WHAT IS EXPECTED
Draw out every line with the word "Zona" from the listing below.

★ ★ ★ ★ ★ ★ ★

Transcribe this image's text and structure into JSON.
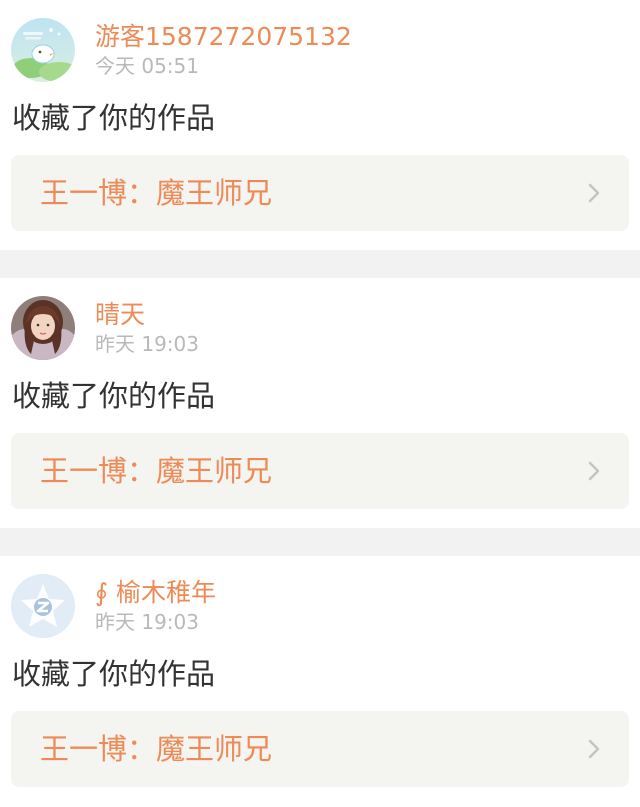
{
  "notifications": [
    {
      "username": "游客1587272075132",
      "time": "今天 05:51",
      "action": "收藏了你的作品",
      "work_title": "王一博：魔王师兄",
      "avatar_icon": "cartoon-bird-avatar"
    },
    {
      "username": "晴天",
      "time": "昨天 19:03",
      "action": "收藏了你的作品",
      "work_title": "王一博：魔王师兄",
      "avatar_icon": "photo-portrait-avatar"
    },
    {
      "username": "∮ 榆木稚年",
      "time": "昨天 19:03",
      "action": "收藏了你的作品",
      "work_title": "王一博：魔王师兄",
      "avatar_icon": "default-z-avatar"
    }
  ],
  "colors": {
    "accent": "#ee8a56",
    "time_gray": "#b9b9b9",
    "text_dark": "#333333",
    "work_bg": "#f4f4f1",
    "separator": "#f2f2f2"
  }
}
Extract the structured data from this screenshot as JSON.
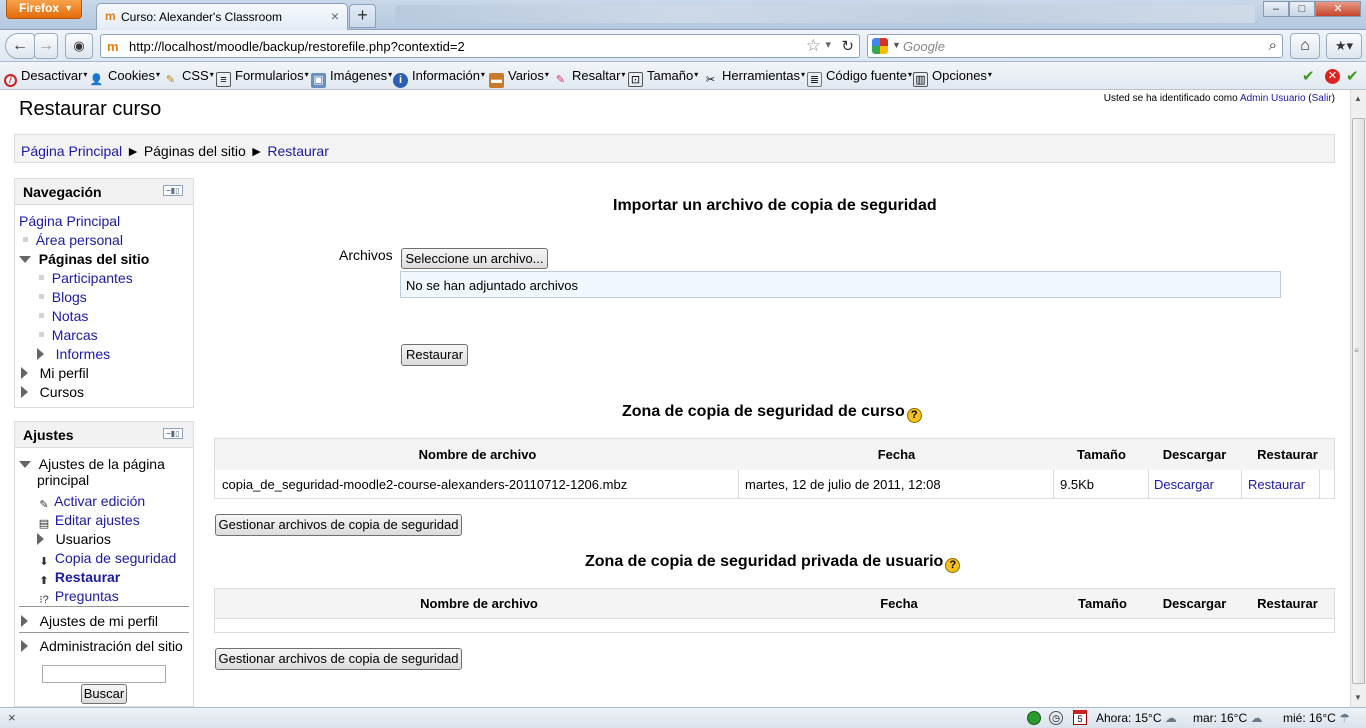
{
  "browser": {
    "app_button": "Firefox",
    "tab_title": "Curso: Alexander's Classroom",
    "url": "http://localhost/moodle/backup/restorefile.php?contextid=2",
    "search_placeholder": "Google"
  },
  "devbar": {
    "items": [
      "Desactivar",
      "Cookies",
      "CSS",
      "Formularios",
      "Imágenes",
      "Información",
      "Varios",
      "Resaltar",
      "Tamaño",
      "Herramientas",
      "Código fuente",
      "Opciones"
    ]
  },
  "page": {
    "title": "Restaurar curso",
    "login_prefix": "Usted se ha identificado como ",
    "login_user": "Admin Usuario",
    "login_logout": "Salir",
    "breadcrumb": [
      "Página Principal",
      "Páginas del sitio",
      "Restaurar"
    ],
    "breadcrumb_sep": "►"
  },
  "navigation": {
    "title": "Navegación",
    "home": "Página Principal",
    "personal_area": "Área personal",
    "site_pages": "Páginas del sitio",
    "site_items": [
      "Participantes",
      "Blogs",
      "Notas",
      "Marcas",
      "Informes"
    ],
    "my_profile": "Mi perfil",
    "courses": "Cursos"
  },
  "settings": {
    "title": "Ajustes",
    "home_settings_line1": "Ajustes de la página",
    "home_settings_line2": "principal",
    "items": [
      "Activar edición",
      "Editar ajustes",
      "Usuarios",
      "Copia de seguridad",
      "Restaurar",
      "Preguntas"
    ],
    "my_profile_settings": "Ajustes de mi perfil",
    "site_admin": "Administración del sitio",
    "search_button": "Buscar"
  },
  "import": {
    "heading": "Importar un archivo de copia de seguridad",
    "files_label": "Archivos",
    "select_button": "Seleccione un archivo...",
    "no_files": "No se han adjuntado archivos",
    "restore_button": "Restaurar"
  },
  "course_zone": {
    "heading": "Zona de copia de seguridad de curso",
    "columns": [
      "Nombre de archivo",
      "Fecha",
      "Tamaño",
      "Descargar",
      "Restaurar"
    ],
    "rows": [
      {
        "filename": "copia_de_seguridad-moodle2-course-alexanders-20110712-1206.mbz",
        "date": "martes, 12 de julio de 2011, 12:08",
        "size": "9.5Kb",
        "download": "Descargar",
        "restore": "Restaurar"
      }
    ],
    "manage_button": "Gestionar archivos de copia de seguridad"
  },
  "user_zone": {
    "heading": "Zona de copia de seguridad privada de usuario",
    "columns": [
      "Nombre de archivo",
      "Fecha",
      "Tamaño",
      "Descargar",
      "Restaurar"
    ],
    "manage_button": "Gestionar archivos de copia de seguridad"
  },
  "statusbar": {
    "weather_now": "Ahora: 15°C",
    "weather_tue": "mar: 16°C",
    "weather_wed": "mié: 16°C",
    "calendar_day": "5"
  }
}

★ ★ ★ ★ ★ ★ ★

WRITTEN ANSWER
    "heading": "Zona de copia de seguridad de curso",
    "heading": "Zona de copia de seguridad privada de usuario",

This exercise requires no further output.